## EXERCISE REQUIREMENTS
Scan the records for lines with the string "Obergeschoss". Say how many there are, and add nothing.
------ INPUT MATERIAL ------
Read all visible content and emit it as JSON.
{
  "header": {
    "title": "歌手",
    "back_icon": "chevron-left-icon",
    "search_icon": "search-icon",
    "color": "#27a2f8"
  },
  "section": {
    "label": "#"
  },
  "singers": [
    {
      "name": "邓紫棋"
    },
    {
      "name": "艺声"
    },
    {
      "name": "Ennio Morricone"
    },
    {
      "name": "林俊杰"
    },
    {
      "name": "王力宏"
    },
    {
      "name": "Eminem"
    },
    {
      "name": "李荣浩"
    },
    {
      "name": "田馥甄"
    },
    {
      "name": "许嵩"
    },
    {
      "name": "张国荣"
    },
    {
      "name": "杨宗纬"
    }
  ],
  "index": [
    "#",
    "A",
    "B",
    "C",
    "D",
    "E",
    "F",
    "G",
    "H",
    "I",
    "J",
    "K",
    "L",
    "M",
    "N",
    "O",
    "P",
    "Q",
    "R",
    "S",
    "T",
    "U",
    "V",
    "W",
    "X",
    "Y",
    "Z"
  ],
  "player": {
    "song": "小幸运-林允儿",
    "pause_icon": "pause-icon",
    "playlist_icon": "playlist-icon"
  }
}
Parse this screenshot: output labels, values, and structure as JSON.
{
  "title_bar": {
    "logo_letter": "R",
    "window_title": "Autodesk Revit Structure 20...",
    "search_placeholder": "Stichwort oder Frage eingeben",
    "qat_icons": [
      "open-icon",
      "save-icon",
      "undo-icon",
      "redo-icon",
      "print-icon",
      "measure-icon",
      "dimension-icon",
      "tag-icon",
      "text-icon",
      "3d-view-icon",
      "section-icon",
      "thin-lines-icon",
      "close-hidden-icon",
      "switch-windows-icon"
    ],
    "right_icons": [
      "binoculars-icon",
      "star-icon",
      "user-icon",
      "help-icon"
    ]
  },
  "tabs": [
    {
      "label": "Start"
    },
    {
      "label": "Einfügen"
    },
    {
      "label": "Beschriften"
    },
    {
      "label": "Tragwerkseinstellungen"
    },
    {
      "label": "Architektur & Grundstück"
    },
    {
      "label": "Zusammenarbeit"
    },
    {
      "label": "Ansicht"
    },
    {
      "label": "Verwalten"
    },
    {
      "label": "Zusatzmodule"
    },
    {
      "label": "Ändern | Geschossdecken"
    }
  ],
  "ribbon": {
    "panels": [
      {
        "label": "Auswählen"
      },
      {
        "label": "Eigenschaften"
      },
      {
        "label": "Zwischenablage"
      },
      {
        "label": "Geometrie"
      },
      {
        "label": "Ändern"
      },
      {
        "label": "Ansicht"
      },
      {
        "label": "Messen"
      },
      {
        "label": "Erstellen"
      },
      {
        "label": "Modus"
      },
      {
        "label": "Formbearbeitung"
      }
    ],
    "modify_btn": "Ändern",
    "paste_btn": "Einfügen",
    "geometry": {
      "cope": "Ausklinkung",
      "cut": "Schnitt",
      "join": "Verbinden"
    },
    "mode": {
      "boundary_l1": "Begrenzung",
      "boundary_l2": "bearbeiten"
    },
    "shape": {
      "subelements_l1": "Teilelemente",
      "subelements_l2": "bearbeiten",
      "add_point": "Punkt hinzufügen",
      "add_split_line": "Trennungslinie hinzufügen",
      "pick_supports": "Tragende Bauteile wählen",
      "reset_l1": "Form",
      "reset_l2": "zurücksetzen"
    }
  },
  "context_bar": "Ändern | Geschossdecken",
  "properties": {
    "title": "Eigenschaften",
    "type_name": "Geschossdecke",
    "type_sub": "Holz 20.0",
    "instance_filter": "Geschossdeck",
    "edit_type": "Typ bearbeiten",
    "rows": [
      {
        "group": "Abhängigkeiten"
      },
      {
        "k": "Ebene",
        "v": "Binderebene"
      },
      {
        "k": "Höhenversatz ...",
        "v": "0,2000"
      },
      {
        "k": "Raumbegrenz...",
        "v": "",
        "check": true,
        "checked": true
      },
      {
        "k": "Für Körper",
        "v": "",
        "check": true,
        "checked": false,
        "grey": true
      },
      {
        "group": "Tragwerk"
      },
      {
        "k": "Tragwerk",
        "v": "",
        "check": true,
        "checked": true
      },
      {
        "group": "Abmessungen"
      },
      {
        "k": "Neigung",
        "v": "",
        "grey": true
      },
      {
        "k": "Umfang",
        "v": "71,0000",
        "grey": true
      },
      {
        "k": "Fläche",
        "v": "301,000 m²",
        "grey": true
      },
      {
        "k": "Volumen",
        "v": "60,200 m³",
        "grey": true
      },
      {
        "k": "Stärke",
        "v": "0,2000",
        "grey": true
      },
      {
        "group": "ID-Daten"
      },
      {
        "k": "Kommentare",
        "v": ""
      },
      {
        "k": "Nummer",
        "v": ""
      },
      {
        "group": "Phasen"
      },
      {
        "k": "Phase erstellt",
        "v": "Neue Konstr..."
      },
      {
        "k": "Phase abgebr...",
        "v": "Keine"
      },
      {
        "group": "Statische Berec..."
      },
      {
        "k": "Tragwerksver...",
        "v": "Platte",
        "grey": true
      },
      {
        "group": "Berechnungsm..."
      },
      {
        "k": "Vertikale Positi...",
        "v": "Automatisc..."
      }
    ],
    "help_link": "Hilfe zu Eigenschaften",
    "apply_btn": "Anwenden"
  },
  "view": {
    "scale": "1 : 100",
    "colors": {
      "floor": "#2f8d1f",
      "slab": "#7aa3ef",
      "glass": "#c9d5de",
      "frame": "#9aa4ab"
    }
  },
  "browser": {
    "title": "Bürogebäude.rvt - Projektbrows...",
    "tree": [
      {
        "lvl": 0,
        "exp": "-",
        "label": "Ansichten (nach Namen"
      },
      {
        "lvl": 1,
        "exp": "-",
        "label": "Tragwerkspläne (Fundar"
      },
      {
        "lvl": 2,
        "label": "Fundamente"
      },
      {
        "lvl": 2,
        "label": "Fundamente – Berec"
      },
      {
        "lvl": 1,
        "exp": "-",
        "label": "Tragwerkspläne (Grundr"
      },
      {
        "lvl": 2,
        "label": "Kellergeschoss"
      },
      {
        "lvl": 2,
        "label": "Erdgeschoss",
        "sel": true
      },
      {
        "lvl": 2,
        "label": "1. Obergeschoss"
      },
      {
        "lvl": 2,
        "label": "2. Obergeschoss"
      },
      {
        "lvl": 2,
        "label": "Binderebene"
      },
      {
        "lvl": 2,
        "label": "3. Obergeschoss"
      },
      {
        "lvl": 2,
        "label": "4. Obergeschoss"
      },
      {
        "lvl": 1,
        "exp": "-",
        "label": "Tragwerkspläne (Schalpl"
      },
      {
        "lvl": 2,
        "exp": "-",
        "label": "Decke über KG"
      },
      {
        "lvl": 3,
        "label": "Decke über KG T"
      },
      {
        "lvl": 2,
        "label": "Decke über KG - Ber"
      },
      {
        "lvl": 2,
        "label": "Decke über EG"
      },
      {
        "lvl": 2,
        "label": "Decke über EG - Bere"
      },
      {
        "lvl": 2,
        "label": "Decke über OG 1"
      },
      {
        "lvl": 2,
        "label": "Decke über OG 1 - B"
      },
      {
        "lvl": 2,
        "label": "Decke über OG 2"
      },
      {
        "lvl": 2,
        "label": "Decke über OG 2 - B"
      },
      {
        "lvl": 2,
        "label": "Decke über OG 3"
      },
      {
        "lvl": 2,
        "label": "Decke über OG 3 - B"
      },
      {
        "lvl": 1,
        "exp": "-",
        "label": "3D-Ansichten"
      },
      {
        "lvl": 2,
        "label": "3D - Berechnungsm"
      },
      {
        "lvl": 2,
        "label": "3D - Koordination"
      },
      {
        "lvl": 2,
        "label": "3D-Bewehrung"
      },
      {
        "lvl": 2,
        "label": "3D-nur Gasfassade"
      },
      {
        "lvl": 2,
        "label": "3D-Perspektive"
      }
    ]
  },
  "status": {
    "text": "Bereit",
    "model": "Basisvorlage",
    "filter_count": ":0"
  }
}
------
## RESPONSE
4